## Exercise directions
Word for word, return the entries listed below.

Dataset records
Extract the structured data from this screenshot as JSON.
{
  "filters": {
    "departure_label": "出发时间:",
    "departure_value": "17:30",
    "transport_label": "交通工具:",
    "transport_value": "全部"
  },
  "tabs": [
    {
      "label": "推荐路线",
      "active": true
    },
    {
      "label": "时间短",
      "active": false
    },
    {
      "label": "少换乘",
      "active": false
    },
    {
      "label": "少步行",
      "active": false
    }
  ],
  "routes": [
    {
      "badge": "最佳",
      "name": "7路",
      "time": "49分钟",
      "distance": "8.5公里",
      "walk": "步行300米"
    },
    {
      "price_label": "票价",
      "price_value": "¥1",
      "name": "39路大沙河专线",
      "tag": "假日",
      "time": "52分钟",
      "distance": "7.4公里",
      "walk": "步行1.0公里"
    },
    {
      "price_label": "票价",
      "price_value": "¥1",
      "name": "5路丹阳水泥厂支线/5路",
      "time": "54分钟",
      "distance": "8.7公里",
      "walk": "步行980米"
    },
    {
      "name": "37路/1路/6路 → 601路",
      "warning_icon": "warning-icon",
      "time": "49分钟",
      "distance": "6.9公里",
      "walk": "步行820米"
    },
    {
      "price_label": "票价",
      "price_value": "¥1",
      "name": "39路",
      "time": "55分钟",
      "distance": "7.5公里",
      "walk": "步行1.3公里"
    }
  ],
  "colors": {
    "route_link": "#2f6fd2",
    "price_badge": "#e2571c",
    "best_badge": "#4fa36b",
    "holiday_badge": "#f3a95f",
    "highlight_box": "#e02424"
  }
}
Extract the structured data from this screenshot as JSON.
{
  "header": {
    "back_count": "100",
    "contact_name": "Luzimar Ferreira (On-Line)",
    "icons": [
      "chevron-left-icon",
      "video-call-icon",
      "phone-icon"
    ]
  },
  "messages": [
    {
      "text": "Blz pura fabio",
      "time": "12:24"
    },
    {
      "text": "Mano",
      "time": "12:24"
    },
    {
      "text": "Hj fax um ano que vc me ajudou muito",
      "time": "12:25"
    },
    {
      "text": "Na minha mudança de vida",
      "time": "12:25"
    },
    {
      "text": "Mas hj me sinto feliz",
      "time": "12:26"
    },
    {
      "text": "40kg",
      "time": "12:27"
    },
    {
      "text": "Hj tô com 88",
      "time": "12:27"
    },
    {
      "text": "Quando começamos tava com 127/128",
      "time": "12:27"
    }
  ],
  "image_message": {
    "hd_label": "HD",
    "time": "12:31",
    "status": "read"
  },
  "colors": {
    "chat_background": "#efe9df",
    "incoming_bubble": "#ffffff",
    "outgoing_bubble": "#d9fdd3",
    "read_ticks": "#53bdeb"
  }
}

## Output of the exercise
Extract the structured data from this screenshot as JSON.
{
  "filters": {
    "departure_label": "出发时间:",
    "departure_value": "17:30",
    "transport_label": "交通工具:",
    "transport_value": "全部"
  },
  "tabs": [
    {
      "label": "推荐路线",
      "active": true
    },
    {
      "label": "时间短",
      "active": false
    },
    {
      "label": "少换乘",
      "active": false
    },
    {
      "label": "少步行",
      "active": false
    }
  ],
  "routes": [
    {
      "badge": "最佳",
      "name": "7路",
      "time": "49分钟",
      "distance": "8.5公里",
      "walk": "步行300米"
    },
    {
      "price_label": "票价",
      "price_value": "¥1",
      "name": "39路大沙河专线",
      "tag": "假日",
      "time": "52分钟",
      "distance": "7.4公里",
      "walk": "步行1.0公里"
    },
    {
      "price_label": "票价",
      "price_value": "¥1",
      "name": "5路丹阳水泥厂支线/5路",
      "time": "54分钟",
      "distance": "8.7公里",
      "walk": "步行980米"
    },
    {
      "name": "37路/1路/6路 → 601路",
      "warning_icon": "warning-icon",
      "time": "49分钟",
      "distance": "6.9公里",
      "walk": "步行820米"
    },
    {
      "price_label": "票价",
      "price_value": "¥1",
      "name": "39路",
      "time": "55分钟",
      "distance": "7.5公里",
      "walk": "步行1.3公里"
    }
  ],
  "colors": {
    "route_link": "#2f6fd2",
    "price_badge": "#e2571c",
    "best_badge": "#4fa36b",
    "holiday_badge": "#f3a95f",
    "highlight_box": "#e02424"
  }
}
Extract the structured data from this screenshot as JSON.
{
  "header": {
    "back_count": "100",
    "contact_name": "Luzimar Ferreira (On-Line)",
    "icons": [
      "chevron-left-icon",
      "video-call-icon",
      "phone-icon"
    ]
  },
  "messages": [
    {
      "text": "Blz pura fabio",
      "time": "12:24"
    },
    {
      "text": "Mano",
      "time": "12:24"
    },
    {
      "text": "Hj fax um ano que vc me ajudou muito",
      "time": "12:25"
    },
    {
      "text": "Na minha mudança de vida",
      "time": "12:25"
    },
    {
      "text": "Mas hj me sinto feliz",
      "time": "12:26"
    },
    {
      "text": "40kg",
      "time": "12:27"
    },
    {
      "text": "Hj tô com 88",
      "time": "12:27"
    },
    {
      "text": "Quando começamos tava com 127/128",
      "time": "12:27"
    }
  ],
  "image_message": {
    "hd_label": "HD",
    "time": "12:31",
    "status": "read"
  },
  "colors": {
    "chat_background": "#efe9df",
    "incoming_bubble": "#ffffff",
    "outgoing_bubble": "#d9fdd3",
    "read_ticks": "#53bdeb"
  }
}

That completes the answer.